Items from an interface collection
****

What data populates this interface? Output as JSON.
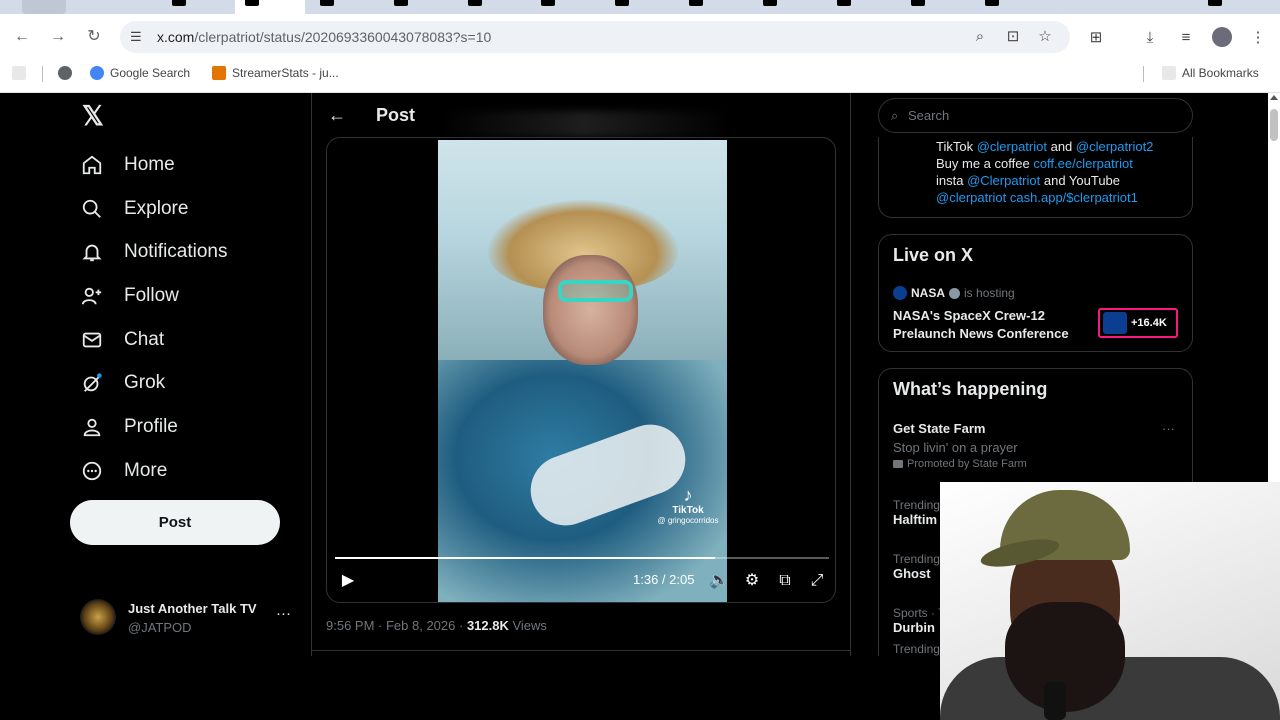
{
  "browser": {
    "url_host": "x.com",
    "url_path": "/clerpatriot/status/2020693360043078083?s=10",
    "bookmarks": [
      {
        "label": "Google Search",
        "color": "#4285f4"
      },
      {
        "label": "StreamerStats - ju...",
        "color": "#e37400"
      }
    ],
    "all_bookmarks": "All Bookmarks"
  },
  "nav": {
    "items": [
      {
        "label": "Home",
        "icon": "home-icon"
      },
      {
        "label": "Explore",
        "icon": "search-icon"
      },
      {
        "label": "Notifications",
        "icon": "bell-icon"
      },
      {
        "label": "Follow",
        "icon": "add-person-icon"
      },
      {
        "label": "Chat",
        "icon": "mail-icon"
      },
      {
        "label": "Grok",
        "icon": "grok-icon"
      },
      {
        "label": "Profile",
        "icon": "person-icon"
      },
      {
        "label": "More",
        "icon": "more-circle-icon"
      }
    ],
    "post_button": "Post",
    "account": {
      "name": "Just Another Talk TV",
      "handle": "@JATPOD"
    }
  },
  "post": {
    "header_title": "Post",
    "video": {
      "time": "1:36 / 2:05",
      "progress": 0.77,
      "watermark_brand": "TikTok",
      "watermark_user": "@ gringocorridos"
    },
    "time": "9:56 PM",
    "date": "Feb 8, 2026",
    "views_count": "312.8K",
    "views_label": "Views"
  },
  "sidebar": {
    "search_placeholder": "Search",
    "bio_lines": [
      {
        "pre": "TikTok ",
        "link": "@clerpatriot",
        "mid": " and ",
        "link2": "@clerpatriot2"
      },
      {
        "pre": "Buy me a coffee ",
        "link": "coff.ee/clerpatriot",
        "mid": "",
        "link2": ""
      },
      {
        "pre": "insta ",
        "link": "@Clerpatriot",
        "mid": " and YouTube",
        "link2": ""
      },
      {
        "pre": "",
        "link": "@clerpatriot",
        "mid": " ",
        "link2": "cash.app/$clerpatriot1"
      }
    ],
    "live": {
      "title": "Live on X",
      "host": "NASA",
      "hosting": "is hosting",
      "space_title": "NASA's SpaceX Crew-12 Prelaunch News Conference",
      "listeners": "+16.4K"
    },
    "happening": {
      "title": "What’s happening",
      "promo_title": "Get State Farm",
      "promo_sub": "Stop livin' on a prayer",
      "promo_by": "Promoted by State Farm",
      "trends": [
        {
          "meta": "Trending",
          "name": "Halftim"
        },
        {
          "meta": "Trending",
          "name": "Ghost"
        },
        {
          "meta": "Sports · T",
          "name": "Durbin"
        },
        {
          "meta": "Trending",
          "name": ""
        }
      ]
    }
  }
}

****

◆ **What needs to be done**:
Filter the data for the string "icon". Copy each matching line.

◆ **Result**:
        "icon": "home-icon"
        "icon": "search-icon"
        "icon": "bell-icon"
        "icon": "add-person-icon"
        "icon": "mail-icon"
        "icon": "grok-icon"
        "icon": "person-icon"
        "icon": "more-circle-icon"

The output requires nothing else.